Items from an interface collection
= = = = =
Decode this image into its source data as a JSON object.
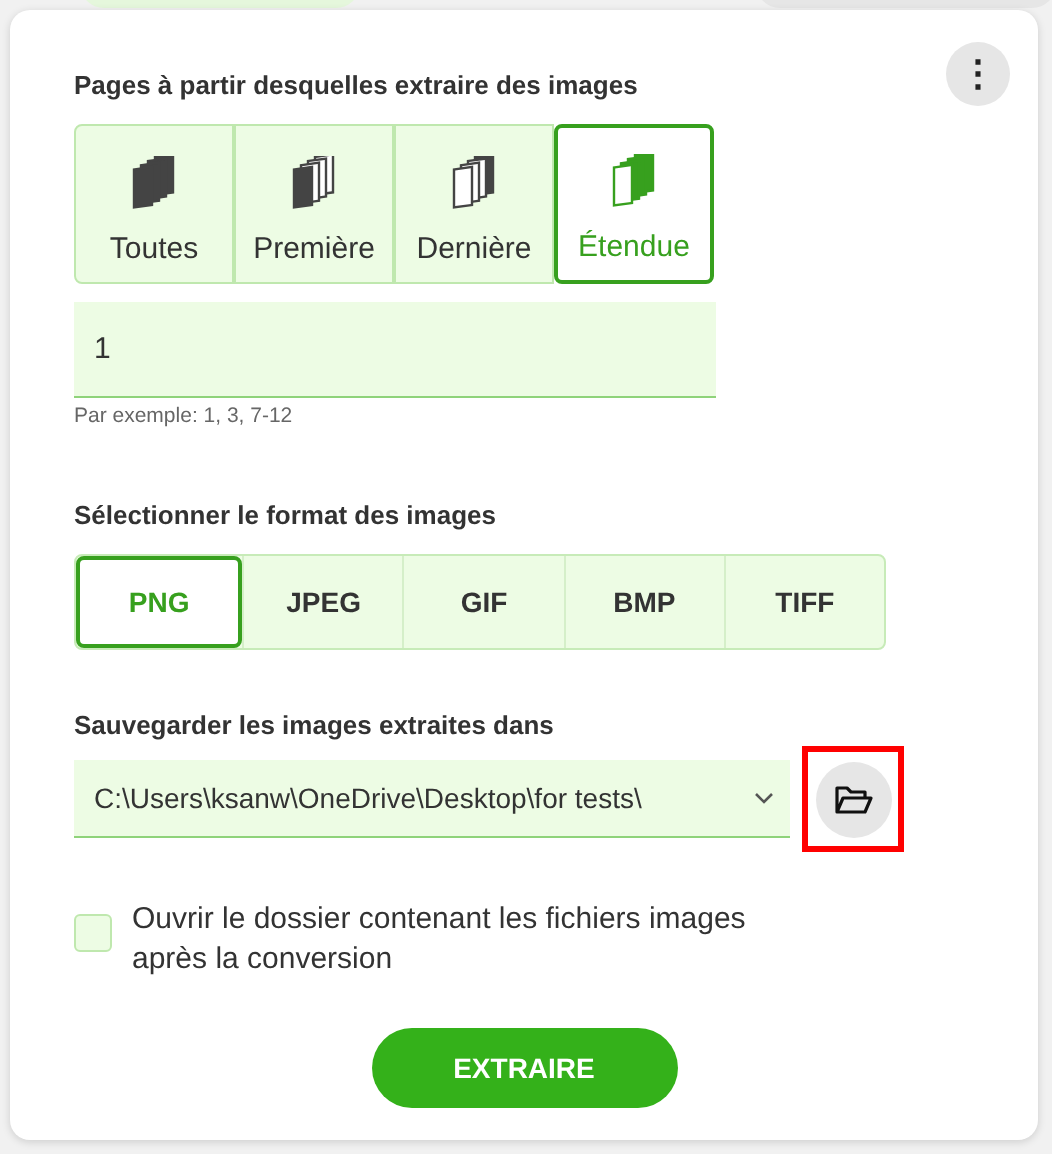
{
  "menu_button": {
    "label": "⋮"
  },
  "pages": {
    "label": "Pages à partir desquelles extraire des images",
    "modes": [
      {
        "label": "Toutes",
        "kind": "all",
        "selected": false
      },
      {
        "label": "Première",
        "kind": "first",
        "selected": false
      },
      {
        "label": "Dernière",
        "kind": "last",
        "selected": false
      },
      {
        "label": "Étendue",
        "kind": "range",
        "selected": true
      }
    ],
    "range_value": "1",
    "hint": "Par exemple: 1, 3, 7-12"
  },
  "format": {
    "label": "Sélectionner le format des images",
    "options": [
      {
        "label": "PNG",
        "selected": true
      },
      {
        "label": "JPEG",
        "selected": false
      },
      {
        "label": "GIF",
        "selected": false
      },
      {
        "label": "BMP",
        "selected": false
      },
      {
        "label": "TIFF",
        "selected": false
      }
    ]
  },
  "output": {
    "label": "Sauvegarder les images extraites dans",
    "path": "C:\\Users\\ksanw\\OneDrive\\Desktop\\for tests\\",
    "browse_highlighted": true
  },
  "open_folder": {
    "label": "Ouvrir le dossier contenant les fichiers images après la conversion",
    "checked": false
  },
  "submit": {
    "label": "EXTRAIRE"
  }
}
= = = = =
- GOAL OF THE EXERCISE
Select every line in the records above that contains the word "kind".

- EXERCISE RESULT
        "kind": "all",
        "kind": "first",
        "kind": "last",
        "kind": "range",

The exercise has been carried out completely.